(The problem) The listing, minus its pictures, is to be given again exactly.
[Opening The data section]
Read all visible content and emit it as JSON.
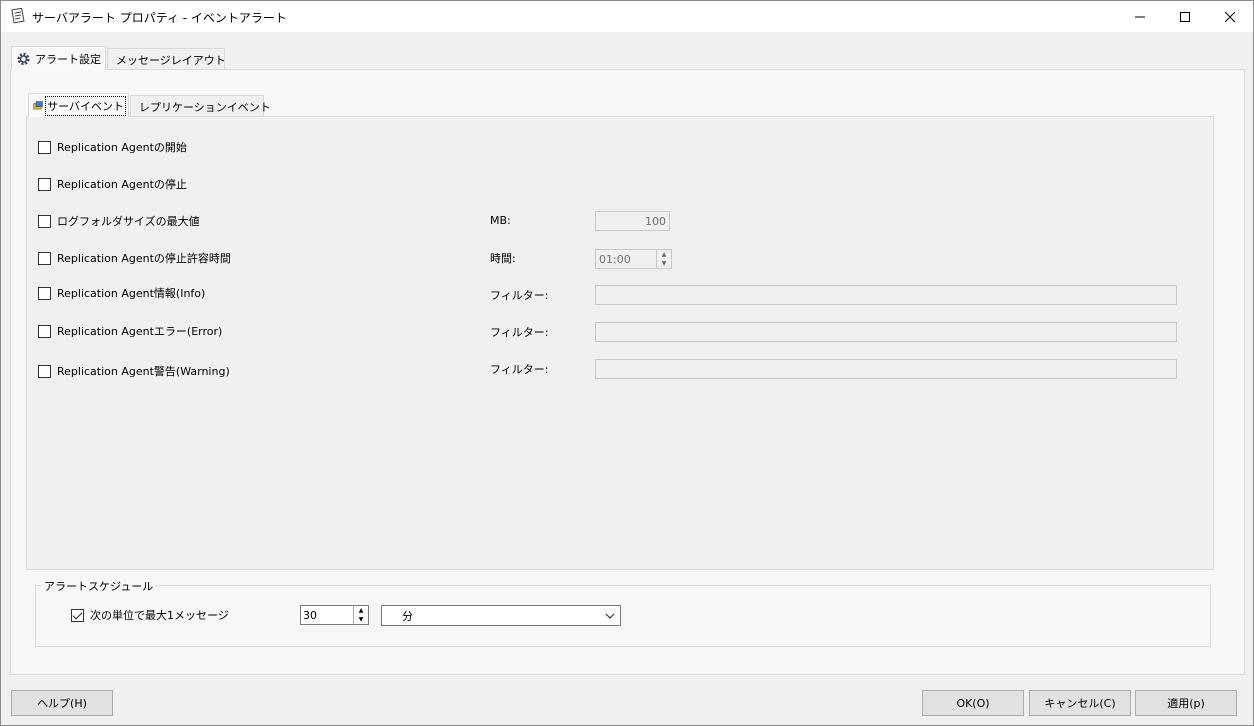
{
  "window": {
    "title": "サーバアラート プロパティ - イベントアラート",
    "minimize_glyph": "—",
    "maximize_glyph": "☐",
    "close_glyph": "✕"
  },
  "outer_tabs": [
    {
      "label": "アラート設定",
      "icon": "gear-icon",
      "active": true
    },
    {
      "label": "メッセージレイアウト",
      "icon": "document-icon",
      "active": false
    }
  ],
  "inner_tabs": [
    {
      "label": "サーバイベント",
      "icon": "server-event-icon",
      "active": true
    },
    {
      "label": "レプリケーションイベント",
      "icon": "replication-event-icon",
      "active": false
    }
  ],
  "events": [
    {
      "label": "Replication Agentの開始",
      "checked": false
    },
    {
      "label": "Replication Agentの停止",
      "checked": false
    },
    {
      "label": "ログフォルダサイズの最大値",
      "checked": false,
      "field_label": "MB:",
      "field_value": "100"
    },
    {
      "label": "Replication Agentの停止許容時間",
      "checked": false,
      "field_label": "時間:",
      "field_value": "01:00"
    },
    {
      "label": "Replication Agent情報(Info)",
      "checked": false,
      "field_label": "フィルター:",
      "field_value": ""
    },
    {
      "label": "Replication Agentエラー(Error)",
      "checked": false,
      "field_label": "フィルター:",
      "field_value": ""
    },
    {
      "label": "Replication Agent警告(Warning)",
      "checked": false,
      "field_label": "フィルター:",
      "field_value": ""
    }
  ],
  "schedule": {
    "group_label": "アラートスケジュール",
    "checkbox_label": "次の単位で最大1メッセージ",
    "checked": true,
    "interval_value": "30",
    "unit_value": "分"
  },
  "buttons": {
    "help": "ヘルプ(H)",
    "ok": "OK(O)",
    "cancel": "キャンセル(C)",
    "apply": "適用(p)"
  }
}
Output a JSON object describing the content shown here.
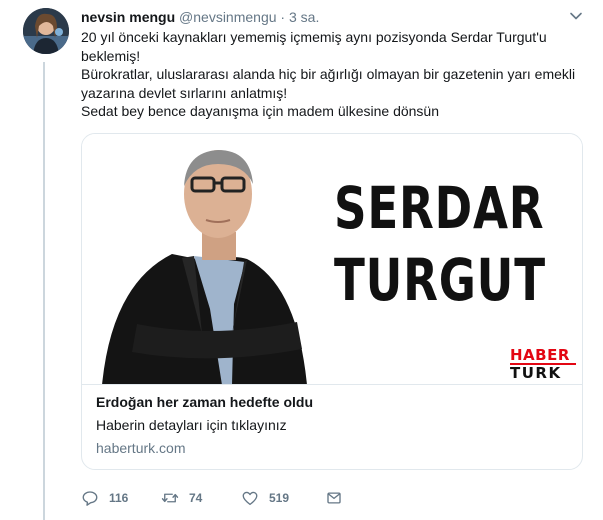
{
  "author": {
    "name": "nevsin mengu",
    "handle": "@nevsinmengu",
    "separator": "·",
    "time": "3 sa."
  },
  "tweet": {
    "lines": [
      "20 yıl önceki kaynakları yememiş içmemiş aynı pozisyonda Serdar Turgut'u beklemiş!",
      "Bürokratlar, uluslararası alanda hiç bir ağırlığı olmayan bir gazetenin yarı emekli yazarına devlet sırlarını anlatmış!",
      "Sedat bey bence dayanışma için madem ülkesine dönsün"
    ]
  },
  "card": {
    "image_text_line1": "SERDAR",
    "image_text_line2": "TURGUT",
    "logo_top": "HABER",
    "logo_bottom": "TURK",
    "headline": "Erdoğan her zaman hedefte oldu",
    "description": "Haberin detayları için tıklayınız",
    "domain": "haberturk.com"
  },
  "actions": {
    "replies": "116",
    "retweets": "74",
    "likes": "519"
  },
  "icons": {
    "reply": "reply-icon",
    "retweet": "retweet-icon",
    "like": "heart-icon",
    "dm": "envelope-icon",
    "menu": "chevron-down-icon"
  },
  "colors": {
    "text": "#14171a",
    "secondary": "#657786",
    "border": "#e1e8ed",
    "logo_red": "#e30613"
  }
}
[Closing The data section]
(Answer section)
Read all visible content and emit it as JSON.
{
  "window": {
    "title": "サーバアラート プロパティ - イベントアラート",
    "minimize_glyph": "—",
    "maximize_glyph": "☐",
    "close_glyph": "✕"
  },
  "outer_tabs": [
    {
      "label": "アラート設定",
      "icon": "gear-icon",
      "active": true
    },
    {
      "label": "メッセージレイアウト",
      "icon": "document-icon",
      "active": false
    }
  ],
  "inner_tabs": [
    {
      "label": "サーバイベント",
      "icon": "server-event-icon",
      "active": true
    },
    {
      "label": "レプリケーションイベント",
      "icon": "replication-event-icon",
      "active": false
    }
  ],
  "events": [
    {
      "label": "Replication Agentの開始",
      "checked": false
    },
    {
      "label": "Replication Agentの停止",
      "checked": false
    },
    {
      "label": "ログフォルダサイズの最大値",
      "checked": false,
      "field_label": "MB:",
      "field_value": "100"
    },
    {
      "label": "Replication Agentの停止許容時間",
      "checked": false,
      "field_label": "時間:",
      "field_value": "01:00"
    },
    {
      "label": "Replication Agent情報(Info)",
      "checked": false,
      "field_label": "フィルター:",
      "field_value": ""
    },
    {
      "label": "Replication Agentエラー(Error)",
      "checked": false,
      "field_label": "フィルター:",
      "field_value": ""
    },
    {
      "label": "Replication Agent警告(Warning)",
      "checked": false,
      "field_label": "フィルター:",
      "field_value": ""
    }
  ],
  "schedule": {
    "group_label": "アラートスケジュール",
    "checkbox_label": "次の単位で最大1メッセージ",
    "checked": true,
    "interval_value": "30",
    "unit_value": "分"
  },
  "buttons": {
    "help": "ヘルプ(H)",
    "ok": "OK(O)",
    "cancel": "キャンセル(C)",
    "apply": "適用(p)"
  }
}
Output a JSON object describing the content shown here.
{
  "author": {
    "name": "nevsin mengu",
    "handle": "@nevsinmengu",
    "separator": "·",
    "time": "3 sa."
  },
  "tweet": {
    "lines": [
      "20 yıl önceki kaynakları yememiş içmemiş aynı pozisyonda Serdar Turgut'u beklemiş!",
      "Bürokratlar, uluslararası alanda hiç bir ağırlığı olmayan bir gazetenin yarı emekli yazarına devlet sırlarını anlatmış!",
      "Sedat bey bence dayanışma için madem ülkesine dönsün"
    ]
  },
  "card": {
    "image_text_line1": "SERDAR",
    "image_text_line2": "TURGUT",
    "logo_top": "HABER",
    "logo_bottom": "TURK",
    "headline": "Erdoğan her zaman hedefte oldu",
    "description": "Haberin detayları için tıklayınız",
    "domain": "haberturk.com"
  },
  "actions": {
    "replies": "116",
    "retweets": "74",
    "likes": "519"
  },
  "icons": {
    "reply": "reply-icon",
    "retweet": "retweet-icon",
    "like": "heart-icon",
    "dm": "envelope-icon",
    "menu": "chevron-down-icon"
  },
  "colors": {
    "text": "#14171a",
    "secondary": "#657786",
    "border": "#e1e8ed",
    "logo_red": "#e30613"
  }
}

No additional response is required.